What the task requires is each entry, restated exactly.

=== Source information ===

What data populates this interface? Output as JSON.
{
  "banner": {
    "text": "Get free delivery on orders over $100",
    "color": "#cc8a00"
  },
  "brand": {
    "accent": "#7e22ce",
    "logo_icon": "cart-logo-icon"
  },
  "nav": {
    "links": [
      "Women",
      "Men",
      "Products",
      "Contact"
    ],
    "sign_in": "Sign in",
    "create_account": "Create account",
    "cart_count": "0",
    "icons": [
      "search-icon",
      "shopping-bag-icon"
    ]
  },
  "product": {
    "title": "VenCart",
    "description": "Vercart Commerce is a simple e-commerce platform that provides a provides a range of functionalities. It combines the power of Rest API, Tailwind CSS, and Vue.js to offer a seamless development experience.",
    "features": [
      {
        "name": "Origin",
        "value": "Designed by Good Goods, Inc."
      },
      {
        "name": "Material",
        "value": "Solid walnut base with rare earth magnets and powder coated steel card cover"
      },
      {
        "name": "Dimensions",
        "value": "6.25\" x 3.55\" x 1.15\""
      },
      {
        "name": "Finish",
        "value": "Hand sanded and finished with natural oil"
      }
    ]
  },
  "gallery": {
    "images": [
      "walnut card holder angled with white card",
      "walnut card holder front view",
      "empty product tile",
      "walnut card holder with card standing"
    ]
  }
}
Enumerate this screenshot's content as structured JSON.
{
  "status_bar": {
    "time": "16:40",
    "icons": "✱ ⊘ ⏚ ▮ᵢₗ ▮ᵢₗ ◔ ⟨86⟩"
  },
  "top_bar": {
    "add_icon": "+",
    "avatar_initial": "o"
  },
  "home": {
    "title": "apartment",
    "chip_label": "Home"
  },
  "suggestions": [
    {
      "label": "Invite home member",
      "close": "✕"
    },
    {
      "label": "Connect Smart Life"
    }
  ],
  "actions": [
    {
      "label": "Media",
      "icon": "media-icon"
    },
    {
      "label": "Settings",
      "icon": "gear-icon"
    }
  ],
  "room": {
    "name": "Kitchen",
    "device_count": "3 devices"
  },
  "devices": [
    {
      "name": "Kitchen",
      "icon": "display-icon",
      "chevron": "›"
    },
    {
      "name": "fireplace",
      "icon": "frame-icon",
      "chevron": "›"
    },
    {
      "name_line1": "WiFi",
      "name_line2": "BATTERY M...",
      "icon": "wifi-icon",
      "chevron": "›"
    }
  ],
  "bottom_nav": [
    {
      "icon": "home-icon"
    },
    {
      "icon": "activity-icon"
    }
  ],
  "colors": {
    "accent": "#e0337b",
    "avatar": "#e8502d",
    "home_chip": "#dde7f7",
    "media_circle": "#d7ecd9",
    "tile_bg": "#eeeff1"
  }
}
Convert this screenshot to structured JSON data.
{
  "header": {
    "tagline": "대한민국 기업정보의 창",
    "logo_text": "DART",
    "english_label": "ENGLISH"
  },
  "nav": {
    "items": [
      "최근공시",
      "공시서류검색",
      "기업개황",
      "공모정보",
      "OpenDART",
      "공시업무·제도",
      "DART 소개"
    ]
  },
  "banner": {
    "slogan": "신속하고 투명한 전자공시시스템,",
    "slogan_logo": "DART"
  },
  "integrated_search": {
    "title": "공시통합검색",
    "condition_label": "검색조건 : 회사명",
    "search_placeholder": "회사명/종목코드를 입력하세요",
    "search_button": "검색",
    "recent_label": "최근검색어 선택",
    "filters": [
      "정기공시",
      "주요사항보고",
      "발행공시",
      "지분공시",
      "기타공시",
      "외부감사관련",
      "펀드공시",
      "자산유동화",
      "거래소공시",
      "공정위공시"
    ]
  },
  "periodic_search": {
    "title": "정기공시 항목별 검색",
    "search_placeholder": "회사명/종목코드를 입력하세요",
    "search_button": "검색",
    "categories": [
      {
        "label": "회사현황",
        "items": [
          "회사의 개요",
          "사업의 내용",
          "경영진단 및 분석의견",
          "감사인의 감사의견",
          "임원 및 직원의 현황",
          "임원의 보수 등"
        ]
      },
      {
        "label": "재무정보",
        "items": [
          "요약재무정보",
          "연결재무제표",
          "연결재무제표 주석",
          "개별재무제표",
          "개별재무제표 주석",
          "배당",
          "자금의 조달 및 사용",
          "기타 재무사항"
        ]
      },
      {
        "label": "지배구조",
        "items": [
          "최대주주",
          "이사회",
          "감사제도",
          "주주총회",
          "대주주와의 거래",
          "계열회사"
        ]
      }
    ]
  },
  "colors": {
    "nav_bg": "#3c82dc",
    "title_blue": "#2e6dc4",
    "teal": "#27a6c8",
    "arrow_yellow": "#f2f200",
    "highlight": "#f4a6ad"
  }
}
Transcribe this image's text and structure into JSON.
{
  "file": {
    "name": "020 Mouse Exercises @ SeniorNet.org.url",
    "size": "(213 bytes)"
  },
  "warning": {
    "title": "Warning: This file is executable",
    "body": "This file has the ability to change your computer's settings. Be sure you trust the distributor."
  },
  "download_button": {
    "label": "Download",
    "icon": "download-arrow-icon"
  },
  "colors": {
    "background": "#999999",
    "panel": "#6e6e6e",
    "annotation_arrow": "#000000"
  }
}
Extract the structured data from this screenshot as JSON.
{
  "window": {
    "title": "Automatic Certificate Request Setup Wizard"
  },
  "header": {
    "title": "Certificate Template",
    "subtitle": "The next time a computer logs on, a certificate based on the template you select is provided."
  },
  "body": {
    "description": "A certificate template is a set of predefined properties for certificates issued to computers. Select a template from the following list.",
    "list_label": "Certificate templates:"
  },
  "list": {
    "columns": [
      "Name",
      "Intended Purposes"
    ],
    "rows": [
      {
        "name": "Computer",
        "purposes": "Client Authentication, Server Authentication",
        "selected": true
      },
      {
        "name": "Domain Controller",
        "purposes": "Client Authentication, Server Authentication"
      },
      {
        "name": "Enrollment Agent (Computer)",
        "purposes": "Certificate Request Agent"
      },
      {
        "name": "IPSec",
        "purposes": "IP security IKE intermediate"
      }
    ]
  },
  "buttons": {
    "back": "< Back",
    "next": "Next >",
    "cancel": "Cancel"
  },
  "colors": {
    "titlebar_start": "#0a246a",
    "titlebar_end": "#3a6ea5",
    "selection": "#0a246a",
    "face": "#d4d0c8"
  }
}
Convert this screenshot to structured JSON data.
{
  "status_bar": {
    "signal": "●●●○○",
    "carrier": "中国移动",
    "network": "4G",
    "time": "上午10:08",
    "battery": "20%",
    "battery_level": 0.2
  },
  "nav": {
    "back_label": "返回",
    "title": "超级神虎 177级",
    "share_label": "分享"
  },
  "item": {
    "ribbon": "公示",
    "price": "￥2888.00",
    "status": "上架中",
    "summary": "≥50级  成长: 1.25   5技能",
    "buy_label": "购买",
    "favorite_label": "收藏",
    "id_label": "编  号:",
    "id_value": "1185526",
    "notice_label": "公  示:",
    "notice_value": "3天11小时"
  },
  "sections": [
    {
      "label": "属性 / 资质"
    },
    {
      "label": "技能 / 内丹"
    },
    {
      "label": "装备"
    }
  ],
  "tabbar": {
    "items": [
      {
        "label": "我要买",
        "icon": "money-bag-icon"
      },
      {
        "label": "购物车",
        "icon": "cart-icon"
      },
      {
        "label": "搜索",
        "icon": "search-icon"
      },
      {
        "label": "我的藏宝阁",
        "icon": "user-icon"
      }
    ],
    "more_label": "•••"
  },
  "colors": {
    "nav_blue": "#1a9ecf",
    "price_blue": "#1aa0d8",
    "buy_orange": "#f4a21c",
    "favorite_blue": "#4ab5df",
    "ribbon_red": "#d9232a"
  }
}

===

■ Response to the exercise
What data populates this interface? Output as JSON.
{
  "banner": {
    "text": "Get free delivery on orders over $100",
    "color": "#cc8a00"
  },
  "brand": {
    "accent": "#7e22ce",
    "logo_icon": "cart-logo-icon"
  },
  "nav": {
    "links": [
      "Women",
      "Men",
      "Products",
      "Contact"
    ],
    "sign_in": "Sign in",
    "create_account": "Create account",
    "cart_count": "0",
    "icons": [
      "search-icon",
      "shopping-bag-icon"
    ]
  },
  "product": {
    "title": "VenCart",
    "description": "Vercart Commerce is a simple e-commerce platform that provides a provides a range of functionalities. It combines the power of Rest API, Tailwind CSS, and Vue.js to offer a seamless development experience.",
    "features": [
      {
        "name": "Origin",
        "value": "Designed by Good Goods, Inc."
      },
      {
        "name": "Material",
        "value": "Solid walnut base with rare earth magnets and powder coated steel card cover"
      },
      {
        "name": "Dimensions",
        "value": "6.25\" x 3.55\" x 1.15\""
      },
      {
        "name": "Finish",
        "value": "Hand sanded and finished with natural oil"
      }
    ]
  },
  "gallery": {
    "images": [
      "walnut card holder angled with white card",
      "walnut card holder front view",
      "empty product tile",
      "walnut card holder with card standing"
    ]
  }
}
Enumerate this screenshot's content as structured JSON.
{
  "status_bar": {
    "time": "16:40",
    "icons": "✱ ⊘ ⏚ ▮ᵢₗ ▮ᵢₗ ◔ ⟨86⟩"
  },
  "top_bar": {
    "add_icon": "+",
    "avatar_initial": "o"
  },
  "home": {
    "title": "apartment",
    "chip_label": "Home"
  },
  "suggestions": [
    {
      "label": "Invite home member",
      "close": "✕"
    },
    {
      "label": "Connect Smart Life"
    }
  ],
  "actions": [
    {
      "label": "Media",
      "icon": "media-icon"
    },
    {
      "label": "Settings",
      "icon": "gear-icon"
    }
  ],
  "room": {
    "name": "Kitchen",
    "device_count": "3 devices"
  },
  "devices": [
    {
      "name": "Kitchen",
      "icon": "display-icon",
      "chevron": "›"
    },
    {
      "name": "fireplace",
      "icon": "frame-icon",
      "chevron": "›"
    },
    {
      "name_line1": "WiFi",
      "name_line2": "BATTERY M...",
      "icon": "wifi-icon",
      "chevron": "›"
    }
  ],
  "bottom_nav": [
    {
      "icon": "home-icon"
    },
    {
      "icon": "activity-icon"
    }
  ],
  "colors": {
    "accent": "#e0337b",
    "avatar": "#e8502d",
    "home_chip": "#dde7f7",
    "media_circle": "#d7ecd9",
    "tile_bg": "#eeeff1"
  }
}
Convert this screenshot to structured JSON data.
{
  "header": {
    "tagline": "대한민국 기업정보의 창",
    "logo_text": "DART",
    "english_label": "ENGLISH"
  },
  "nav": {
    "items": [
      "최근공시",
      "공시서류검색",
      "기업개황",
      "공모정보",
      "OpenDART",
      "공시업무·제도",
      "DART 소개"
    ]
  },
  "banner": {
    "slogan": "신속하고 투명한 전자공시시스템,",
    "slogan_logo": "DART"
  },
  "integrated_search": {
    "title": "공시통합검색",
    "condition_label": "검색조건 : 회사명",
    "search_placeholder": "회사명/종목코드를 입력하세요",
    "search_button": "검색",
    "recent_label": "최근검색어 선택",
    "filters": [
      "정기공시",
      "주요사항보고",
      "발행공시",
      "지분공시",
      "기타공시",
      "외부감사관련",
      "펀드공시",
      "자산유동화",
      "거래소공시",
      "공정위공시"
    ]
  },
  "periodic_search": {
    "title": "정기공시 항목별 검색",
    "search_placeholder": "회사명/종목코드를 입력하세요",
    "search_button": "검색",
    "categories": [
      {
        "label": "회사현황",
        "items": [
          "회사의 개요",
          "사업의 내용",
          "경영진단 및 분석의견",
          "감사인의 감사의견",
          "임원 및 직원의 현황",
          "임원의 보수 등"
        ]
      },
      {
        "label": "재무정보",
        "items": [
          "요약재무정보",
          "연결재무제표",
          "연결재무제표 주석",
          "개별재무제표",
          "개별재무제표 주석",
          "배당",
          "자금의 조달 및 사용",
          "기타 재무사항"
        ]
      },
      {
        "label": "지배구조",
        "items": [
          "최대주주",
          "이사회",
          "감사제도",
          "주주총회",
          "대주주와의 거래",
          "계열회사"
        ]
      }
    ]
  },
  "colors": {
    "nav_bg": "#3c82dc",
    "title_blue": "#2e6dc4",
    "teal": "#27a6c8",
    "arrow_yellow": "#f2f200",
    "highlight": "#f4a6ad"
  }
}
Transcribe this image's text and structure into JSON.
{
  "file": {
    "name": "020 Mouse Exercises @ SeniorNet.org.url",
    "size": "(213 bytes)"
  },
  "warning": {
    "title": "Warning: This file is executable",
    "body": "This file has the ability to change your computer's settings. Be sure you trust the distributor."
  },
  "download_button": {
    "label": "Download",
    "icon": "download-arrow-icon"
  },
  "colors": {
    "background": "#999999",
    "panel": "#6e6e6e",
    "annotation_arrow": "#000000"
  }
}
Extract the structured data from this screenshot as JSON.
{
  "window": {
    "title": "Automatic Certificate Request Setup Wizard"
  },
  "header": {
    "title": "Certificate Template",
    "subtitle": "The next time a computer logs on, a certificate based on the template you select is provided."
  },
  "body": {
    "description": "A certificate template is a set of predefined properties for certificates issued to computers. Select a template from the following list.",
    "list_label": "Certificate templates:"
  },
  "list": {
    "columns": [
      "Name",
      "Intended Purposes"
    ],
    "rows": [
      {
        "name": "Computer",
        "purposes": "Client Authentication, Server Authentication",
        "selected": true
      },
      {
        "name": "Domain Controller",
        "purposes": "Client Authentication, Server Authentication"
      },
      {
        "name": "Enrollment Agent (Computer)",
        "purposes": "Certificate Request Agent"
      },
      {
        "name": "IPSec",
        "purposes": "IP security IKE intermediate"
      }
    ]
  },
  "buttons": {
    "back": "< Back",
    "next": "Next >",
    "cancel": "Cancel"
  },
  "colors": {
    "titlebar_start": "#0a246a",
    "titlebar_end": "#3a6ea5",
    "selection": "#0a246a",
    "face": "#d4d0c8"
  }
}
Convert this screenshot to structured JSON data.
{
  "status_bar": {
    "signal": "●●●○○",
    "carrier": "中国移动",
    "network": "4G",
    "time": "上午10:08",
    "battery": "20%",
    "battery_level": 0.2
  },
  "nav": {
    "back_label": "返回",
    "title": "超级神虎 177级",
    "share_label": "分享"
  },
  "item": {
    "ribbon": "公示",
    "price": "￥2888.00",
    "status": "上架中",
    "summary": "≥50级  成长: 1.25   5技能",
    "buy_label": "购买",
    "favorite_label": "收藏",
    "id_label": "编  号:",
    "id_value": "1185526",
    "notice_label": "公  示:",
    "notice_value": "3天11小时"
  },
  "sections": [
    {
      "label": "属性 / 资质"
    },
    {
      "label": "技能 / 内丹"
    },
    {
      "label": "装备"
    }
  ],
  "tabbar": {
    "items": [
      {
        "label": "我要买",
        "icon": "money-bag-icon"
      },
      {
        "label": "购物车",
        "icon": "cart-icon"
      },
      {
        "label": "搜索",
        "icon": "search-icon"
      },
      {
        "label": "我的藏宝阁",
        "icon": "user-icon"
      }
    ],
    "more_label": "•••"
  },
  "colors": {
    "nav_blue": "#1a9ecf",
    "price_blue": "#1aa0d8",
    "buy_orange": "#f4a21c",
    "favorite_blue": "#4ab5df",
    "ribbon_red": "#d9232a"
  }
}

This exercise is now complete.